Let’s talk about health care! It’s recommended that people schedule a visit to the doctors once a year, usually this is called an annual exam. At this visit they can talk about any concerns they have about their body, health, or activities. It is a chance for a doctor to provide preventative services and check to see if there are any concerns developing. There are a few things that happen during an annual, so let’s look into it!
The nurse will measure a person’s height and weight. In the office they will ask about medications to see if there are any changes. There will be a depression screening, and there will be questions about a person’s activities such as substance use and sexual activity. The nurse will also ask if the person has any questions or concerns they want addressed that day. During this visit there may be a discussion on contraception depending on the answers a person has about their sexual experiences. This is a great opportunity to ask about different types and the effects it could have on a person.
When it comes to the exam the nurse or doctor will ask to check various parts of a person’s body. They will typically check blood pressure, pulse, the heart, lungs, nose, ears, and, mouth. At myHealth, someone will have a physical exam of their genitals if the patient requests it or if there are things to address such as rashes, discharge, or other irregularities.
A doctor may recommend a breast exam and a vaginal exam (pap smear). Pap smears should be completed starting at age 21 and continue every 3 years if results are normal*. Sometimes a person is given a hospital gown to wear or a person will remove their bottoms and underwear, a paper cloth is given to place over a person’s lap.
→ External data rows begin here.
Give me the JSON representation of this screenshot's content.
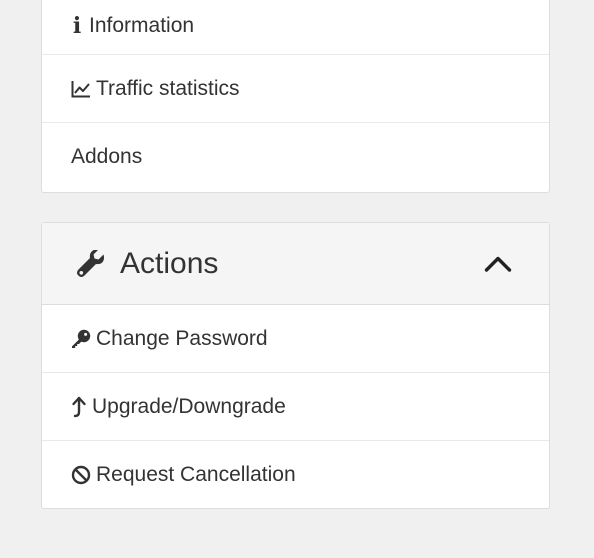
{
  "overview_menu": {
    "items": [
      {
        "label": "Information",
        "icon": "info-icon"
      },
      {
        "label": "Traffic statistics",
        "icon": "line-chart-icon"
      },
      {
        "label": "Addons",
        "icon": ""
      }
    ]
  },
  "actions_panel": {
    "title": "Actions",
    "header_icon": "wrench-icon",
    "toggle_icon": "chevron-up-icon",
    "items": [
      {
        "label": "Change Password",
        "icon": "key-icon"
      },
      {
        "label": "Upgrade/Downgrade",
        "icon": "arrow-up-icon"
      },
      {
        "label": "Request Cancellation",
        "icon": "ban-icon"
      }
    ]
  },
  "colors": {
    "page_background": "#f0f0f0",
    "panel_background": "#ffffff",
    "panel_header_background": "#f5f5f5",
    "border": "#dddddd",
    "text": "#333333"
  }
}
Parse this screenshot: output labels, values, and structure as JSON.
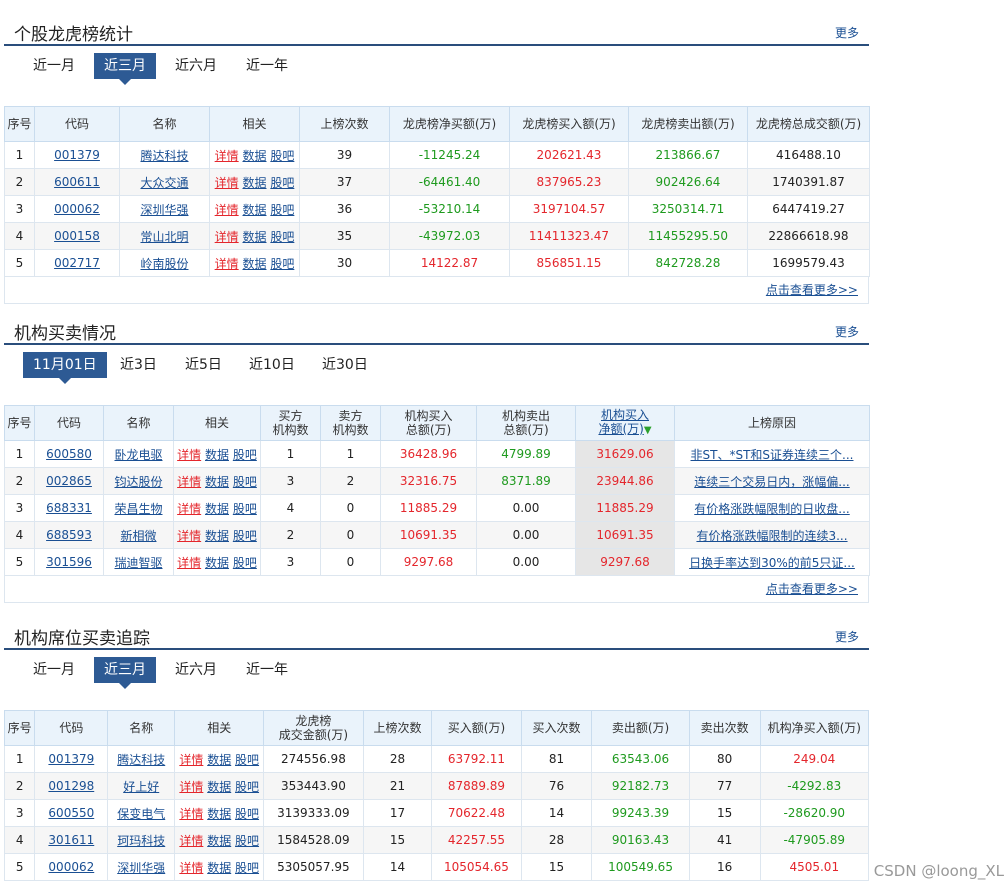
{
  "s1": {
    "title": "个股龙虎榜统计",
    "more": "更多",
    "tabs": [
      "近一月",
      "近三月",
      "近六月",
      "近一年"
    ],
    "headers": [
      "序号",
      "代码",
      "名称",
      "相关",
      "上榜次数",
      "龙虎榜净买额(万)",
      "龙虎榜买入额(万)",
      "龙虎榜卖出额(万)",
      "龙虎榜总成交额(万)"
    ],
    "links": {
      "detail": "详情",
      "data": "数据",
      "bar": "股吧"
    },
    "rows": [
      {
        "idx": "1",
        "code": "001379",
        "name": "腾达科技",
        "count": "39",
        "net": "-11245.24",
        "buy": "202621.43",
        "sell": "213866.67",
        "total": "416488.10"
      },
      {
        "idx": "2",
        "code": "600611",
        "name": "大众交通",
        "count": "37",
        "net": "-64461.40",
        "buy": "837965.23",
        "sell": "902426.64",
        "total": "1740391.87"
      },
      {
        "idx": "3",
        "code": "000062",
        "name": "深圳华强",
        "count": "36",
        "net": "-53210.14",
        "buy": "3197104.57",
        "sell": "3250314.71",
        "total": "6447419.27"
      },
      {
        "idx": "4",
        "code": "000158",
        "name": "常山北明",
        "count": "35",
        "net": "-43972.03",
        "buy": "11411323.47",
        "sell": "11455295.50",
        "total": "22866618.98"
      },
      {
        "idx": "5",
        "code": "002717",
        "name": "岭南股份",
        "count": "30",
        "net": "14122.87",
        "buy": "856851.15",
        "sell": "842728.28",
        "total": "1699579.43"
      }
    ],
    "footer": "点击查看更多>>"
  },
  "s2": {
    "title": "机构买卖情况",
    "more": "更多",
    "tabs": [
      "11月01日",
      "近3日",
      "近5日",
      "近10日",
      "近30日"
    ],
    "headers": [
      "序号",
      "代码",
      "名称",
      "相关",
      "买方\n机构数",
      "卖方\n机构数",
      "机构买入\n总额(万)",
      "机构卖出\n总额(万)",
      "机构买入\n净额(万)",
      "上榜原因"
    ],
    "rows": [
      {
        "idx": "1",
        "code": "600580",
        "name": "卧龙电驱",
        "buyers": "1",
        "sellers": "1",
        "buy": "36428.96",
        "sell": "4799.89",
        "net": "31629.06",
        "reason": "非ST、*ST和S证券连续三个..."
      },
      {
        "idx": "2",
        "code": "002865",
        "name": "钧达股份",
        "buyers": "3",
        "sellers": "2",
        "buy": "32316.75",
        "sell": "8371.89",
        "net": "23944.86",
        "reason": "连续三个交易日内，涨幅偏..."
      },
      {
        "idx": "3",
        "code": "688331",
        "name": "荣昌生物",
        "buyers": "4",
        "sellers": "0",
        "buy": "11885.29",
        "sell": "0.00",
        "net": "11885.29",
        "reason": "有价格涨跌幅限制的日收盘..."
      },
      {
        "idx": "4",
        "code": "688593",
        "name": "新相微",
        "buyers": "2",
        "sellers": "0",
        "buy": "10691.35",
        "sell": "0.00",
        "net": "10691.35",
        "reason": "有价格涨跌幅限制的连续3..."
      },
      {
        "idx": "5",
        "code": "301596",
        "name": "瑞迪智驱",
        "buyers": "3",
        "sellers": "0",
        "buy": "9297.68",
        "sell": "0.00",
        "net": "9297.68",
        "reason": "日换手率达到30%的前5只证..."
      }
    ],
    "footer": "点击查看更多>>"
  },
  "s3": {
    "title": "机构席位买卖追踪",
    "more": "更多",
    "tabs": [
      "近一月",
      "近三月",
      "近六月",
      "近一年"
    ],
    "headers": [
      "序号",
      "代码",
      "名称",
      "相关",
      "龙虎榜\n成交金额(万)",
      "上榜次数",
      "买入额(万)",
      "买入次数",
      "卖出额(万)",
      "卖出次数",
      "机构净买入额(万)"
    ],
    "rows": [
      {
        "idx": "1",
        "code": "001379",
        "name": "腾达科技",
        "amount": "274556.98",
        "count": "28",
        "buy": "63792.11",
        "buycnt": "81",
        "sell": "63543.06",
        "sellcnt": "80",
        "net": "249.04"
      },
      {
        "idx": "2",
        "code": "001298",
        "name": "好上好",
        "amount": "353443.90",
        "count": "21",
        "buy": "87889.89",
        "buycnt": "76",
        "sell": "92182.73",
        "sellcnt": "77",
        "net": "-4292.83"
      },
      {
        "idx": "3",
        "code": "600550",
        "name": "保变电气",
        "amount": "3139333.09",
        "count": "17",
        "buy": "70622.48",
        "buycnt": "14",
        "sell": "99243.39",
        "sellcnt": "15",
        "net": "-28620.90"
      },
      {
        "idx": "4",
        "code": "301611",
        "name": "珂玛科技",
        "amount": "1584528.09",
        "count": "15",
        "buy": "42257.55",
        "buycnt": "28",
        "sell": "90163.43",
        "sellcnt": "41",
        "net": "-47905.89"
      },
      {
        "idx": "5",
        "code": "000062",
        "name": "深圳华强",
        "amount": "5305057.95",
        "count": "14",
        "buy": "105054.65",
        "buycnt": "15",
        "sell": "100549.65",
        "sellcnt": "16",
        "net": "4505.01"
      }
    ]
  },
  "watermark": "CSDN @loong_XL",
  "colors": {
    "accent": "#2d5a94",
    "up": "#e4262c",
    "down": "#1e9a1e",
    "link": "#1a4f93"
  }
}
During a pap smear, a person will lay on the exam table and the doctor will sit on a stool for the exam. Usually, the doctor will let the patient know what they are doing and state when they are going to go into the vagina. A speculum and lubrication are used to go into the vagina. Sometimes it might feel slightly cold and there might be some pressure. There are different size speculums that a doctor can use so if there is some discomfort with the exam a person can ask for a smaller speculum.
For a pap smear, a small sample of tissue will be taken from the cervix. The doctor will look to check for cysts, discharge, and any other concerns a person might ask about. If a person has a history of trauma or anxiety around vaginal exams they can inform the doctor or nurse and different processes can be utilized to make sure the person feels safe and comfortable during the exam.
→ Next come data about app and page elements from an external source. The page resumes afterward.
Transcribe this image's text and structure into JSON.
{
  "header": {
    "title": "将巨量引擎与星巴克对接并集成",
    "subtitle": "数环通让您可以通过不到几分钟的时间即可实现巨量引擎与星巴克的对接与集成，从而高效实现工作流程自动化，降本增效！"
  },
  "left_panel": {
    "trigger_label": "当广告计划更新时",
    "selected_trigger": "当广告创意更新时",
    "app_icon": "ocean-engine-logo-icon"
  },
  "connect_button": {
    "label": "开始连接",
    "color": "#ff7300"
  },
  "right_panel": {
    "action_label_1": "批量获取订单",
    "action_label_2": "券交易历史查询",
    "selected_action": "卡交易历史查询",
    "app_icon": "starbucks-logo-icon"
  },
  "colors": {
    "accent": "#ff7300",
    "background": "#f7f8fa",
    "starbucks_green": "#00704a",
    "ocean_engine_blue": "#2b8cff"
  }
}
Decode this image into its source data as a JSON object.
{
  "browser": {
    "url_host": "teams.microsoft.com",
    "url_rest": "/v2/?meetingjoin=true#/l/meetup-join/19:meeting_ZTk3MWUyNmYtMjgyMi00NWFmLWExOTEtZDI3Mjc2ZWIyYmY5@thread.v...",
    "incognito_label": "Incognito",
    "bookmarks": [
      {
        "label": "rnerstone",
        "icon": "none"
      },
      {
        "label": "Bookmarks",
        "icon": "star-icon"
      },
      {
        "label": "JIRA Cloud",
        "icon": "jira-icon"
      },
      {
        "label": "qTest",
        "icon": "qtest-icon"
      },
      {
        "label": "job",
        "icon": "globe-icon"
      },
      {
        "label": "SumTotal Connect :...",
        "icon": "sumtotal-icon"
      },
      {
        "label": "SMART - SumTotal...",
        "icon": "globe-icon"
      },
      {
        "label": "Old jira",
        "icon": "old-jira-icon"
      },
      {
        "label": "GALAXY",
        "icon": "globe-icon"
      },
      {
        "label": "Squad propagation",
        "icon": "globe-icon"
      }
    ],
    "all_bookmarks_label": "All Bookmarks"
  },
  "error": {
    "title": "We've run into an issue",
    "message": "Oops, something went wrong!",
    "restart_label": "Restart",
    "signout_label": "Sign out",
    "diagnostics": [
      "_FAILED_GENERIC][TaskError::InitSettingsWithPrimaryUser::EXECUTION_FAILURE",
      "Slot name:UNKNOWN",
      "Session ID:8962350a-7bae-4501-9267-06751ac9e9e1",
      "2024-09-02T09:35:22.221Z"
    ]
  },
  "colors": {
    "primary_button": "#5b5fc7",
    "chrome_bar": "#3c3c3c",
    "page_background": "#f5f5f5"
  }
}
This relationship between a doctor and their patient can be vulnerable and it is important a person feels comfortable with the doctor performing exams, asking about a person’s activities, and having conversations about a person’s health. A patient has the right to ask their doctor questions about the exam, treatment, recommendations, and any other part of the visit.
If a person feels uncomfortable with their doctor it could be helpful to search for another provider. Many times clinics will have a small bio on the doctors that a person can use to see if they are a good fit. Doctors will list their focuses, passions, groups they have experiences with, and many times some identities are present in their pictures. Some might mention they are LGBTQ+ comprehensive, sports focused, and so much more.
A person can let their healthcare provider know how they would like to be addressed and what name they prefer. This can be added to the chart. A patient deserves to have their pronouns and name correctly used during their visit.
*If results are abnormal, the person should have a repeat pap in one year, not any earlier. Their doctor can explain the process more in-depth.